The Houses on the Hill
As one climbs up the long and gradual rise of Scalford Road towards the village of that name, we once used to see and know quite well, on the right hand side an old dwelling which was used in recent times as the very popular care home known widely as Catherine Dalley House. Recently, and sadly for many, the home which was owned and operated under the auspices of the Leicestershire County Council from its headquarters in Syston, has finally closed its doors. The new owners, developers McCarthy and Stone, propose to re-open on the site, a rejuvenated and altogether enlarged state-of-the-art facility as yet another new care home for the town and area. Why or how, was this warm and friendly nursing home given the title of ‘Catherine Dalley.’?
An easy way to understand the practice of leasing hunting lodges or hunting boxes as they were often known, could perhaps be compared today with the renting of the large houses in Wimbledon during the much awaited tennis weeks at the world famous courts each summer, when large rents can be demanded and the owners go off on holiday to pursue other matters.
Who was Catherine Dalley?
Someone asked me recently, “Who was Catherine Dalley?” It was a fair question to which I did not possess a ready answer, as the care home bearing her name has been with us in the town for perhaps a half a century or more and has only recently bid us its sad farewell; so who indeed was the lady? As it happens, Catherine was not too difficult to trace since as suspected, she was clearly a real person and not of fiction and it was thus interesting to discover some of her background as I searched for items of interest in the biography or genealogy of this interesting socialite who once inherited a chemists shop in Syston which doubled as a busy post office and who was to marry Leicester surgeon of some repute.
Catherine’s father was Thomas William Stain (1845-1947) a well respected chemist who also doubled as the local Postmaster for the Royal Mail for the nearby village of Syston on the periphery of Leicester, who lived and worked with his wife Mary (Hack). Born in 1845 in Oundle, Northamptonshire, Thomas was to marry Mary and the couple worked as a team in their small shop in the High Street, the main road to Melton Mowbray. Two daughters were born to the couple; Catherine Emma Stain – the subject of my search – being born in July 1871 and she followed by sibling Frances Martha the following year.

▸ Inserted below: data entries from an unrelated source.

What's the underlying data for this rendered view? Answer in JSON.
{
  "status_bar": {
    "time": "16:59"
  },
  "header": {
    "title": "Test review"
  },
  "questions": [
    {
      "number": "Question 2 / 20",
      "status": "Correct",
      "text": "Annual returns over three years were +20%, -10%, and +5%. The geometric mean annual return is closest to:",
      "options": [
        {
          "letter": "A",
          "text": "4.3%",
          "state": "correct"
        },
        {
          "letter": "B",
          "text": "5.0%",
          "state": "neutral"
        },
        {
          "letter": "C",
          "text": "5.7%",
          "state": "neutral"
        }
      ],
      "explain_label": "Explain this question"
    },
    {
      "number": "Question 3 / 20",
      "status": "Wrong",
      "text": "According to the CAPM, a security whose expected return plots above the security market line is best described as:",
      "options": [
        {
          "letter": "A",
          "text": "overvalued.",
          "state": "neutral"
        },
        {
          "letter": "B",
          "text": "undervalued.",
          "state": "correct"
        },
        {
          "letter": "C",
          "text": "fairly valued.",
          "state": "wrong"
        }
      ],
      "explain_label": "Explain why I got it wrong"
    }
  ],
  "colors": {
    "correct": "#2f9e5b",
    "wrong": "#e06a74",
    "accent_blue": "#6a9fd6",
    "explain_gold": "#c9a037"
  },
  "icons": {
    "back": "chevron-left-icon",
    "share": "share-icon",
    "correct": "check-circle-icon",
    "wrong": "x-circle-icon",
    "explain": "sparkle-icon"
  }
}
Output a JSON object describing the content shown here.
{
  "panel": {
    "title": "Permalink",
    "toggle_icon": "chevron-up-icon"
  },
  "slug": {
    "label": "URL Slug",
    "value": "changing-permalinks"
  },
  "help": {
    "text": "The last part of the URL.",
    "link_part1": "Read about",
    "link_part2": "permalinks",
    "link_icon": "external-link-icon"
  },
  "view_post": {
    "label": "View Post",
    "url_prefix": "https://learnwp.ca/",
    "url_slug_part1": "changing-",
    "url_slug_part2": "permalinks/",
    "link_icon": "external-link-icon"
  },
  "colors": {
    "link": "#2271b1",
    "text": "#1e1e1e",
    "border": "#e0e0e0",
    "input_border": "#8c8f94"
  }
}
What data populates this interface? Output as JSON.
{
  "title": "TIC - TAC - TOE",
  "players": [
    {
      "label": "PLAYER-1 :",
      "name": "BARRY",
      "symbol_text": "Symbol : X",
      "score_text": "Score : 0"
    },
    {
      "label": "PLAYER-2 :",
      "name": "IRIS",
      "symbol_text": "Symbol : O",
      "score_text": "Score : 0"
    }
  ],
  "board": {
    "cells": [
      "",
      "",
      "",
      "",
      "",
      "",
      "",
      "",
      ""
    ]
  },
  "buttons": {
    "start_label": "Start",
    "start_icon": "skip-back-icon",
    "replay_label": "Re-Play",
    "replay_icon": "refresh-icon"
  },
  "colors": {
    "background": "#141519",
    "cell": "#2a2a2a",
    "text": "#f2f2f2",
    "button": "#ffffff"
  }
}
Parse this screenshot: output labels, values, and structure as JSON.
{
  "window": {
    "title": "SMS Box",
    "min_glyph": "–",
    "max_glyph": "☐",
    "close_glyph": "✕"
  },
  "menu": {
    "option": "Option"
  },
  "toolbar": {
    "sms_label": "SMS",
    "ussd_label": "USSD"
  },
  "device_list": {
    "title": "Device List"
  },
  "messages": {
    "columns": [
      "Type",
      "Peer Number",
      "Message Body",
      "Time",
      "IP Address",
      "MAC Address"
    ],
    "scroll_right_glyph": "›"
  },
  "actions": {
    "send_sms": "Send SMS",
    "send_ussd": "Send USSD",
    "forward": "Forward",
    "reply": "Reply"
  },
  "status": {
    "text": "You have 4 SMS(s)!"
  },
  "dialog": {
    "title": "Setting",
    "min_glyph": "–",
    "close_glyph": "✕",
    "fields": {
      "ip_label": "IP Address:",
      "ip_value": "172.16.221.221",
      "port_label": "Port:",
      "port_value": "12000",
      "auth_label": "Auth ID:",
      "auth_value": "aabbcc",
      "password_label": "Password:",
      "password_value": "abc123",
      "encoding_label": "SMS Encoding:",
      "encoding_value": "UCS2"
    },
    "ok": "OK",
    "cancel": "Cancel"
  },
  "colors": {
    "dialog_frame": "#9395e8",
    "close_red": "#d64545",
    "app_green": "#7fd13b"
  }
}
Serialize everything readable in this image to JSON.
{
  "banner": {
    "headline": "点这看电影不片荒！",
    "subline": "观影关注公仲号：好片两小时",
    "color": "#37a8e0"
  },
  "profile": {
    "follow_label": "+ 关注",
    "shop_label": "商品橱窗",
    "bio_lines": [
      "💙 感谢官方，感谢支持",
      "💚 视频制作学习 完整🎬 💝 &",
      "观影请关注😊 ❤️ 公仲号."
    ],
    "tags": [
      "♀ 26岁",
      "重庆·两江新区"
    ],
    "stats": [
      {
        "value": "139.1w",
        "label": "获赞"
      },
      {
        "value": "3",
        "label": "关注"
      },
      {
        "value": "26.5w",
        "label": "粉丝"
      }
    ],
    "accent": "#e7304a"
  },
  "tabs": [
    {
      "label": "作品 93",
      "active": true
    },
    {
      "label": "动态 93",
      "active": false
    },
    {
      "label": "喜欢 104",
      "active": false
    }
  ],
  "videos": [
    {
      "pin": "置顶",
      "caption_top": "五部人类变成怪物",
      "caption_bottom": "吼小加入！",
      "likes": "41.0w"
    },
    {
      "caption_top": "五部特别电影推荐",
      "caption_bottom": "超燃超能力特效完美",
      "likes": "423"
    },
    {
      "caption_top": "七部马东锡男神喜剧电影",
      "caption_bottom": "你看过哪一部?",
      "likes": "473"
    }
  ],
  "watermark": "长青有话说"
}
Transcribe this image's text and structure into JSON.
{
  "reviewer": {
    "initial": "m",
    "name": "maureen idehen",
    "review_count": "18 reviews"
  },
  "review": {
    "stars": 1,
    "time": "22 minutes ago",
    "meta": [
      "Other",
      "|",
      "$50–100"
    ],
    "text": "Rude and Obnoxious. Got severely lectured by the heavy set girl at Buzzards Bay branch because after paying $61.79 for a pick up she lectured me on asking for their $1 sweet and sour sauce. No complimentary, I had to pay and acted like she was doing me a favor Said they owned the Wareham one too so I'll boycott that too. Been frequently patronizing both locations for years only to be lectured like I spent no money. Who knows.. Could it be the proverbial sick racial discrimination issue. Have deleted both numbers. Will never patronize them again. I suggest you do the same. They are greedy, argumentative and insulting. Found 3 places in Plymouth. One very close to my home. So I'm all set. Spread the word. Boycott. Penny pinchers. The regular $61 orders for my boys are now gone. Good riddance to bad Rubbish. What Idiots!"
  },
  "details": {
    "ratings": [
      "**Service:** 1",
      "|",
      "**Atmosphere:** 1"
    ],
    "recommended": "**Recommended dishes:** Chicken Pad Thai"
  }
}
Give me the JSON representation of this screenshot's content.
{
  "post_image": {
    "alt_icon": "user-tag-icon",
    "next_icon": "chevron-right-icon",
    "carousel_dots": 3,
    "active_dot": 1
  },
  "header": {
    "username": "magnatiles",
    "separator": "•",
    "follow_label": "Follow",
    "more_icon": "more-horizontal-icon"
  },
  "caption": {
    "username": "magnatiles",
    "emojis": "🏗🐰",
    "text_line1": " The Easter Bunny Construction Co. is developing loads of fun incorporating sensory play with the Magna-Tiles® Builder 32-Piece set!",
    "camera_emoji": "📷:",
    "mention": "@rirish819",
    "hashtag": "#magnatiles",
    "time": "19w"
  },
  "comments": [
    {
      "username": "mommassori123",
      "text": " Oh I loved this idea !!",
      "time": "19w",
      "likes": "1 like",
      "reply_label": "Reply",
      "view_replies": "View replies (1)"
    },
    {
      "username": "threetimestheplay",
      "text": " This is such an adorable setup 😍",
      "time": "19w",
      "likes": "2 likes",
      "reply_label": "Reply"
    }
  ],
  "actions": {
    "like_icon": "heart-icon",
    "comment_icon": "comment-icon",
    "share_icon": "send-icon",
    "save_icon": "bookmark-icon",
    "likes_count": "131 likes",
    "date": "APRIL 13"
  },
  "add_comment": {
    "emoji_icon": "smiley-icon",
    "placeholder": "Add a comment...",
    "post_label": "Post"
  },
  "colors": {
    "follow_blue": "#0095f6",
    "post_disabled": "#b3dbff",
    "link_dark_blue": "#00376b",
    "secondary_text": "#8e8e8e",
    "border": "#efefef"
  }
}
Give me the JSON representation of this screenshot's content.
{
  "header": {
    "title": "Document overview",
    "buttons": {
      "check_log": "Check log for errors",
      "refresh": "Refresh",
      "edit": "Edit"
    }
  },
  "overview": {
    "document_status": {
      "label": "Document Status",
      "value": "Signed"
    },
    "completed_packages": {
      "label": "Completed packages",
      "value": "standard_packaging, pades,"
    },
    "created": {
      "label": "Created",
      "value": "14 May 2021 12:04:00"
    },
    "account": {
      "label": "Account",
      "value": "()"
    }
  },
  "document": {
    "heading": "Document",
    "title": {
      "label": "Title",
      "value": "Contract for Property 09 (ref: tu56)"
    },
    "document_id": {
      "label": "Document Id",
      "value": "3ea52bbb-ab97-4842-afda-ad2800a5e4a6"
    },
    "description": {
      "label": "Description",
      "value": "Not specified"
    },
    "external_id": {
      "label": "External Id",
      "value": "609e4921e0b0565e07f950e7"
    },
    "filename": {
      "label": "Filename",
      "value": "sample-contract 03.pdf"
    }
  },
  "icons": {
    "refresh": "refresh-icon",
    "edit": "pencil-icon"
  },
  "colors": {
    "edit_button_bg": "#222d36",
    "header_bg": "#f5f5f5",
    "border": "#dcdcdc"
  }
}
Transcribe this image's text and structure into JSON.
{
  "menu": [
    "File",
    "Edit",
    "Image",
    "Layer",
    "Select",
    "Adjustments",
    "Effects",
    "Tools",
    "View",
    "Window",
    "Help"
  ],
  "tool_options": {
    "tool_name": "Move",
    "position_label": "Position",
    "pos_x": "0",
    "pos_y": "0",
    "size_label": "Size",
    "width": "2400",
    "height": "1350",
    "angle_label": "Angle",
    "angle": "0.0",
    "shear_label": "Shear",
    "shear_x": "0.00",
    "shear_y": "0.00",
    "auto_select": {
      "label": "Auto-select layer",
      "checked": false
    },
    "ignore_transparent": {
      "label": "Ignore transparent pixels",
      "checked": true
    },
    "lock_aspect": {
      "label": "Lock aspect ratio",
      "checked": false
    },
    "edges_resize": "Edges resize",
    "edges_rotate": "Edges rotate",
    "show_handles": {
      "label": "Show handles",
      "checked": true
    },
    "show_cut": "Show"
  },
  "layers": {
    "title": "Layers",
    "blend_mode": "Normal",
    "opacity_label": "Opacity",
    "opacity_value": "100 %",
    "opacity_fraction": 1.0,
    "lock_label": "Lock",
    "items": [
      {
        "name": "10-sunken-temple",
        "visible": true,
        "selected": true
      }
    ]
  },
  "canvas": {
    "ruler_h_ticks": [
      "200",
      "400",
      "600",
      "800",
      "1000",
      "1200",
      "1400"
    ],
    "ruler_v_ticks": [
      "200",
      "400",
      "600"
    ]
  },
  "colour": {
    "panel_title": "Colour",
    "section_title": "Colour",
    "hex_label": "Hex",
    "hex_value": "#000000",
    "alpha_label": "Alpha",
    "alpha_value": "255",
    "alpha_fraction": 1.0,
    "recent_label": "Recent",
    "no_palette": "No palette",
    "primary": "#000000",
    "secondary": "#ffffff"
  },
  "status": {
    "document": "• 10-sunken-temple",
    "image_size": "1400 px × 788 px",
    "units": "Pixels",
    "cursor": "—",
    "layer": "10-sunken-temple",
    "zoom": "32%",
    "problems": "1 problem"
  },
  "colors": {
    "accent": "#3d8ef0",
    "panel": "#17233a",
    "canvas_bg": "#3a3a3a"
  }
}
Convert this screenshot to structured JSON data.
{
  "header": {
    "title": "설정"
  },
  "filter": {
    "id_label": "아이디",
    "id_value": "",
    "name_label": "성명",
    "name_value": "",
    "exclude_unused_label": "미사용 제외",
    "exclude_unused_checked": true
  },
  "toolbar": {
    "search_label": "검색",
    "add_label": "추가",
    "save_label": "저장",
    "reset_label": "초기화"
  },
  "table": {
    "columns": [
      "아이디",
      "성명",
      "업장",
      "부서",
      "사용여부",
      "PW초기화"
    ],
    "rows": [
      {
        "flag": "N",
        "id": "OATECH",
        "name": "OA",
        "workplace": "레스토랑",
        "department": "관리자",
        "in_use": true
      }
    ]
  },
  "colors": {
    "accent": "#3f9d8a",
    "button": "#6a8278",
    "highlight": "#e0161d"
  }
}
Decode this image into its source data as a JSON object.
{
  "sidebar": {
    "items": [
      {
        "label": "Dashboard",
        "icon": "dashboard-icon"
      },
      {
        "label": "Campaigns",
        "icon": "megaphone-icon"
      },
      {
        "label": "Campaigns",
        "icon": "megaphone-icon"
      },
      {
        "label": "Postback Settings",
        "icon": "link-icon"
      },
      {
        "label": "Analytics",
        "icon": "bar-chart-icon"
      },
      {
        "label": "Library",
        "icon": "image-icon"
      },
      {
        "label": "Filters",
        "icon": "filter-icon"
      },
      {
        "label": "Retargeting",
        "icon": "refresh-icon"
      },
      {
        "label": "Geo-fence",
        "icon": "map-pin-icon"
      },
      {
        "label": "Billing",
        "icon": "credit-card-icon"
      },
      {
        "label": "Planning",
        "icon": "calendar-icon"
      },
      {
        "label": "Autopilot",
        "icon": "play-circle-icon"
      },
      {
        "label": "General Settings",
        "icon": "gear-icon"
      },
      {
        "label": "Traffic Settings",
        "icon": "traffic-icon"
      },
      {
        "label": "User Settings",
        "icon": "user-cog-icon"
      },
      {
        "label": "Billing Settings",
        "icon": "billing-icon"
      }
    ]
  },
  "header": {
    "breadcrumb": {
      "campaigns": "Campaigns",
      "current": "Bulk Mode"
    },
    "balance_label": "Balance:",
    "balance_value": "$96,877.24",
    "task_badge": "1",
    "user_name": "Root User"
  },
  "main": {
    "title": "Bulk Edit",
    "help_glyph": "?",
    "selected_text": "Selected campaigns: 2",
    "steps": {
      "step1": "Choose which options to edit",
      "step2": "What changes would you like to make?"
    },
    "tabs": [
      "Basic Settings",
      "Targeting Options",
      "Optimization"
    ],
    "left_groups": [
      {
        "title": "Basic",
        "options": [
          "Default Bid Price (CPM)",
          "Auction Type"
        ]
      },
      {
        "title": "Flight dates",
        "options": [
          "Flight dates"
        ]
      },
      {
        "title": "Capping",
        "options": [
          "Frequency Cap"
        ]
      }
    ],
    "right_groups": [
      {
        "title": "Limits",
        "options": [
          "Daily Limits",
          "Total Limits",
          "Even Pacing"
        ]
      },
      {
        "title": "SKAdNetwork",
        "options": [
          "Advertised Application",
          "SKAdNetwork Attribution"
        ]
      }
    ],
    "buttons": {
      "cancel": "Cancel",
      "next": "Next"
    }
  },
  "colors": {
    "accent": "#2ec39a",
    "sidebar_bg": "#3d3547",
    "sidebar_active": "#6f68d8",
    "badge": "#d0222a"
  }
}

In 1897, by now aged 29 yrs and successfully educated in medicine, Catherine had become legally registered with the Post Office on taking over her father’s licence on his retirement, to act as the new Postmistress at Syston from the family home then known as ‘The White House.’
Marriage and Medicine
Three years later, in 1902, Catherine married Harry Parker Dalley, a highly respected Leicester physician/surgeon, but no children were born to the marriage. Throughout a lifetime of being connected with medical matters, Catherine also became involved in the day-to-day working of the Leicestershire Hospital Boards and it happened that Syston was the location of the department which dealt with the elderly and all care homes of the County. When it was decided that Melton Mowbray should support such a hospital, a suitable building, namely ‘Highfields’, as above was found to have been available just then and suited the needs of the proposed new home. It was duly purchased by the Board and converted ready for its official opening in 1957 to complete the advent of what was to become became the popular – and now alas, mourned – Catherine Dalley Home which was to provide for more than a half-century, comfort and succour to many grateful people.
JM Feb. 2020